What was I hoping that he would gain by allowing him to go?
I knew that it would allow him to experience something totally unique. Been away with his friends would allow him to have all of the fun and banter and allow him to express himself without his parents perhaps being an overbearing presence.
He would have to make good decisions based around his behaviour and conduct, representing his football club and himself.
He would have to organise himself, ensuring that he had all of his correct kit at the right time, not always an easy skill as many of you will vouch for with a child of that age.
He would have to communicate well with other children and adults, solve problems if he had any by asking for help when it was required.
If the going got tough which it certainly did on the second day of the tournament that he would have to dig deep and show some resilience without the comforting arm of a parent.
I also hoped that we would just have the best time ever, experiencing another country and culture both on and off the field.
Did I need to worry?
No not at all, but this whole experience was made more manageable by the conduct and communication of the coaches who took the trip. For any coaches reading this, the quality of communication from coaches to parents prior to the trip and during the course of the weekend was first class.
For those coaches who have heard us speak one of our big messages to coaches is to proactively communicate and ensure parents know what is happening. A lot of parental angst is caused by the lack of the unknown.
A tour meeting was held prior to the trip to hand in passports, discuss the itinerary and give parents the opportunity to ask questions and voice any concerns (this included making sure the coaches knew that some of the children could not work the showers in the hotels).

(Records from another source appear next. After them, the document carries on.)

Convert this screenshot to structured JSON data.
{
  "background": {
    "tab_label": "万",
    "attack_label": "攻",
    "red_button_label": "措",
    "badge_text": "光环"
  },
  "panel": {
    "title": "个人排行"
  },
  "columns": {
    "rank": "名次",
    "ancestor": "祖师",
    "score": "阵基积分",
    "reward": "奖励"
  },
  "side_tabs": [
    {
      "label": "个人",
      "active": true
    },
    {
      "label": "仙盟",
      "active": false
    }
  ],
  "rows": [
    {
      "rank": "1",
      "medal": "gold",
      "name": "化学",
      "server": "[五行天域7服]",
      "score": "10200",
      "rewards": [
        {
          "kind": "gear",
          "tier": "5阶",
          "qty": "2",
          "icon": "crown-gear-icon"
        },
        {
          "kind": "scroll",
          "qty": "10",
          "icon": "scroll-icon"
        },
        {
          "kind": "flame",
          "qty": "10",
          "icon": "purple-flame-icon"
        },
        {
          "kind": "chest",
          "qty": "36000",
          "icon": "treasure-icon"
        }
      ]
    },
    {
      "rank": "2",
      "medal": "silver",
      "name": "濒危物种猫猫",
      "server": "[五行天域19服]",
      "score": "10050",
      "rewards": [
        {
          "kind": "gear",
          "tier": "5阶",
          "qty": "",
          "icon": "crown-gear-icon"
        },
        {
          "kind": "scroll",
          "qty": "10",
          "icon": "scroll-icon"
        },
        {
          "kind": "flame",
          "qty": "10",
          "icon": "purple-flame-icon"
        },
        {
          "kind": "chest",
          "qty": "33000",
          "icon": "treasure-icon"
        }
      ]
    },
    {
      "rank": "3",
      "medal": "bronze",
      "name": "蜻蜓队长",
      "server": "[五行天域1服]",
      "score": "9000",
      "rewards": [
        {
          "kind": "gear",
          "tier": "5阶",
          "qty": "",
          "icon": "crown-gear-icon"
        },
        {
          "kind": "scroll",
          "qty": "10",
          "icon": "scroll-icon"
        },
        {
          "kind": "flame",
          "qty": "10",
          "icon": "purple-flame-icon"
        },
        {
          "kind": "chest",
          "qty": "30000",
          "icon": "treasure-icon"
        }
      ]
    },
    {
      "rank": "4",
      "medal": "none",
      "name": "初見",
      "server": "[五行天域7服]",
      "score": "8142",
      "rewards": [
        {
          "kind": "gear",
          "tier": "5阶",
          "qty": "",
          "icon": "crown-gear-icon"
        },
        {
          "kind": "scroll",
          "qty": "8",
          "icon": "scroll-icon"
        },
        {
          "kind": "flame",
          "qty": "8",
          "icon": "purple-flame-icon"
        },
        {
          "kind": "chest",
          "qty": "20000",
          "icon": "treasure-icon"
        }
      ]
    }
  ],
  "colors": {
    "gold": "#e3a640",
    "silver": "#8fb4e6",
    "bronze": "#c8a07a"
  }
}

On the trip, regular messages including pictures were sent from the staff to the parents including the bus journey, the airport, the hotel, the tournament itself and meal times via a WhatsApp group.
It was great to see from the pictures that our son and all of the boys were really enjoying themselves and it immediately put our minds at rest when it would have been very easy to spend the whole weekend worrying. It actually turned it into a very pleasant experience, all thanks to some outstanding work from the coaches. Plenty of goodwill has been created by their attitude and approach.
We were informed as parents that the children would only be given their phones for one hour in the evenings to encourage them to properly buy into being a touring group abroad. A great initiative at a time when many children can often miss out on many life experiences by having their heads buried in a device.
The key once again was that we knew this was the case and were not worried that our son had not been in touch.
The chat when he got home
When he returned home he was full of chat about everyone and everything. We thought he would be shattered but he just wanted to talk and talk.
I asked him my usual question about what was the best bit?
It was greeted with a response about how beautiful the hotel was, how good the sausages were to eat (he was in Germany) and his experience of sharing a room with his friend who he has played with for the last five years.
He told tales about hair products and games played in the park after the close of play on Sunday.
Not one mention of the football itself. We often talk about how the world is seen very differently through the eyes of a child and this again reinforced this message. I wanted to know about everything else but I also wanted to know a bit about the football tournament.
I knew the results as I had followed them on the website over the course of the weekend but wanted to know more?
Tell me about the football I asked?
I was captain all day Saturday and I scored a late equaliser in the top corner to ensure that we were top of the group! Captain of his hometown club, a rare goal for him and he may never have told me just like when he met Steven Gerrard and told me three months later on Christmas Day.
I was a super proud dad, not for the football part but for his humility, attitude and the fact that he had gone away and learnt a huge amount about himself and picked up some valuable life skills along the way!
My challenge to all of us as sporting parents is do we celebrate these life skills and character traits enough?
For some useful tips about your child travelling abroad including a packing list, visit our Members Area and click here.